_Material provided_
.....

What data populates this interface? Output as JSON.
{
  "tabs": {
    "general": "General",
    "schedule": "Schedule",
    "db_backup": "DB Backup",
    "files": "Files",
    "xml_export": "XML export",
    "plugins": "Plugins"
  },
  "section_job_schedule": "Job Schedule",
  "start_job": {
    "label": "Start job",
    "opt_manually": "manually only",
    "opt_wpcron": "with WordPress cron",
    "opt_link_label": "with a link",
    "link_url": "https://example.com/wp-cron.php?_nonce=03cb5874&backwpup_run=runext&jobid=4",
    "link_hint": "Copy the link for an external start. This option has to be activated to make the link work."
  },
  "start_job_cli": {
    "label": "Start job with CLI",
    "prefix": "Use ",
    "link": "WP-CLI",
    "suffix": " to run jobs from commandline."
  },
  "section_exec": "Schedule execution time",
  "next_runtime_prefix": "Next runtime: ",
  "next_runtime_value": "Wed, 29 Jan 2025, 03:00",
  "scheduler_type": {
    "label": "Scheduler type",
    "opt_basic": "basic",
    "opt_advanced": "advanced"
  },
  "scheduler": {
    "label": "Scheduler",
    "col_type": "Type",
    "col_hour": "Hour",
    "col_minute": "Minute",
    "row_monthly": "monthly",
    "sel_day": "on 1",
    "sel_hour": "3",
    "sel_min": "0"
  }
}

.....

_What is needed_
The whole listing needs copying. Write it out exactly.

_Written response_
What data populates this interface? Output as JSON.
{
  "tabs": {
    "general": "General",
    "schedule": "Schedule",
    "db_backup": "DB Backup",
    "files": "Files",
    "xml_export": "XML export",
    "plugins": "Plugins"
  },
  "section_job_schedule": "Job Schedule",
  "start_job": {
    "label": "Start job",
    "opt_manually": "manually only",
    "opt_wpcron": "with WordPress cron",
    "opt_link_label": "with a link",
    "link_url": "https://example.com/wp-cron.php?_nonce=03cb5874&backwpup_run=runext&jobid=4",
    "link_hint": "Copy the link for an external start. This option has to be activated to make the link work."
  },
  "start_job_cli": {
    "label": "Start job with CLI",
    "prefix": "Use ",
    "link": "WP-CLI",
    "suffix": " to run jobs from commandline."
  },
  "section_exec": "Schedule execution time",
  "next_runtime_prefix": "Next runtime: ",
  "next_runtime_value": "Wed, 29 Jan 2025, 03:00",
  "scheduler_type": {
    "label": "Scheduler type",
    "opt_basic": "basic",
    "opt_advanced": "advanced"
  },
  "scheduler": {
    "label": "Scheduler",
    "col_type": "Type",
    "col_hour": "Hour",
    "col_minute": "Minute",
    "row_monthly": "monthly",
    "sel_day": "on 1",
    "sel_hour": "3",
    "sel_min": "0"
  }
}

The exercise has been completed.